After driving by the mill, we drive down main street in Stanford and came across the plaque above. This was on the site of the first church built in Kentucky. This first church building was a one-room log meeting house built in 1792. This building has been preserved and currently sits inside the Old Presbyterian Meeting House and Museum.
The Meeting House was built in 1788 and served as the first church and then later became a home in the 1930s and then a library.
Once the meeting ended, we headed to Crab Orchard, KY where we planned to eat a late lunch at the Past Time Cafe, which has typically had great reviews for its home cooking.
This small cafe has two rooms, one for smoking and one for non-smoking. Lincoln County currently has no smoking ordinance. The place has dozens of old photos, newspaper clippings, etc., about Crab Orchard’s history. Pretty nice to look at while waiting. The fare is typical cafe fare – hamburgers, french fries, sandwiches and a few other items.
They have a daily “home cooked special” which was as close to a healthy meal as a place like this would serve. We ordered their battered mushrooms and their battered cauliflower (which neither of us had eve tried). These were pretty good, though the mushroom stems were still a bit on the frozen side. We ordered the Salmon Patty special which included soup beans, an onion slice, corn muffins, homestyle potatoes and collard greens. The soup beans were rather bland and needed some salt and pepper, but, overall, it was a nice warm meal and really did taste homemade (at least in my opinion.)
After a nice late lunch, we were back on the road. Crab Orchard is in the middle of Amish Country and there are some great places to buy bulk foods and enjoy the scenery at the same time, even in the middle of winter. We headed out to Yoder’s General Store, which is on HWY 3246 just off of KY 39.
The nice thing about this store is that it is traditionally Amish in nature. They have plenty of bulk foods for sale, they use no electricity in the building (even their cash register is run off of a 12 volt battery). When you walk under the gas powered lighting you can hear the hiss of the burning fuel right above your head. Bertha Yoder and her husband were more than friendly and accommodating.

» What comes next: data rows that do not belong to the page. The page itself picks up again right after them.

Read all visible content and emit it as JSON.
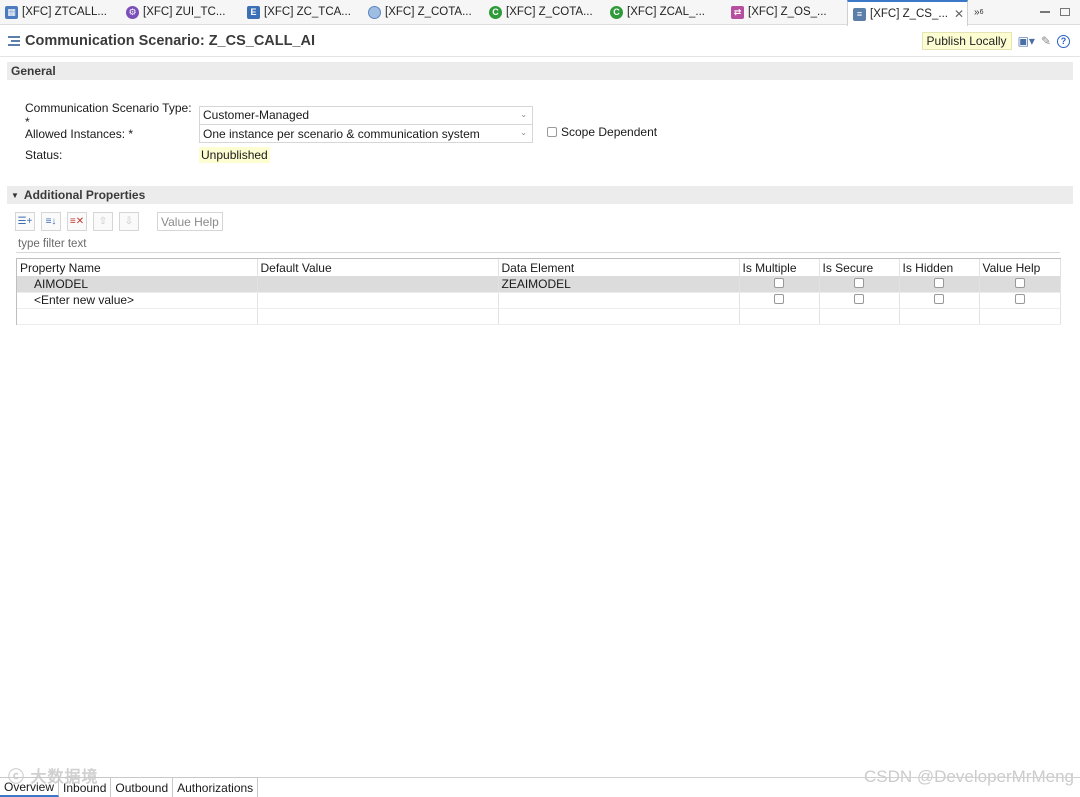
{
  "tabs": [
    {
      "label": "[XFC] ZTCALL...",
      "icon": "table-icon",
      "color": "#4c7bbf",
      "glyph": "▦"
    },
    {
      "label": "[XFC] ZUI_TC...",
      "icon": "service-binding-icon",
      "color": "#7a4fb8",
      "glyph": "⚙"
    },
    {
      "label": "[XFC] ZC_TCA...",
      "icon": "entity-icon",
      "color": "#3b6fb6",
      "glyph": "E"
    },
    {
      "label": "[XFC] Z_COTA...",
      "icon": "interface-icon",
      "color": "#7ea6d6",
      "glyph": ""
    },
    {
      "label": "[XFC] Z_COTA...",
      "icon": "class-icon",
      "color": "#2f9a3a",
      "glyph": "C"
    },
    {
      "label": "[XFC] ZCAL_...",
      "icon": "class-icon",
      "color": "#2f9a3a",
      "glyph": "C"
    },
    {
      "label": "[XFC] Z_OS_...",
      "icon": "outbound-service-icon",
      "color": "#b64fa0",
      "glyph": "⇄"
    },
    {
      "label": "[XFC] Z_CS_...",
      "icon": "communication-scenario-icon",
      "color": "#5b7fa8",
      "glyph": "≡",
      "active": true
    }
  ],
  "tab_overflow": "»",
  "tab_overflow_count": "6",
  "header": {
    "title": "Communication Scenario: Z_CS_CALL_AI",
    "publish_label": "Publish Locally"
  },
  "general": {
    "section_title": "General",
    "type_label": "Communication Scenario Type: *",
    "type_value": "Customer-Managed",
    "instances_label": "Allowed Instances: *",
    "instances_value": "One instance per scenario & communication system",
    "status_label": "Status:",
    "status_value": "Unpublished",
    "scope_label": "Scope Dependent"
  },
  "additional": {
    "section_title": "Additional Properties",
    "value_help_button": "Value Help",
    "filter_placeholder": "type filter text",
    "columns": [
      "Property Name",
      "Default Value",
      "Data Element",
      "Is Multiple",
      "Is Secure",
      "Is Hidden",
      "Value Help"
    ],
    "rows": [
      {
        "property": "AIMODEL",
        "default": "",
        "data_element": "ZEAIMODEL"
      },
      {
        "property": "<Enter new value>",
        "default": "",
        "data_element": ""
      }
    ]
  },
  "page_tabs": [
    "Overview",
    "Inbound",
    "Outbound",
    "Authorizations"
  ],
  "watermarks": {
    "left": "ⓒ 大数据境",
    "right": "CSDN @DeveloperMrMeng"
  }
}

From Yoder’s we next thought we would go to Byler’s Kountry Kitchen. We had to continue on HWY 3246 until we got to Harmon’s Lick Road, a narrow windy road going through farmland.
Unfortunately, when we got to Byler’s we discovered it was closed. They are closed on Sundays and Thursdays. But we did see some ceramic bird houses hanging outside of the store. Typically these are made from gourds and this was the first time I had seen these. These attract purple martins.
From there we continued following a number of the backroads. I had to plug my GPS in to make sure we didn’t get too lost. We made our way through the countryside and eventually to I-75 in Berea, KY. It was a pleasant trip!!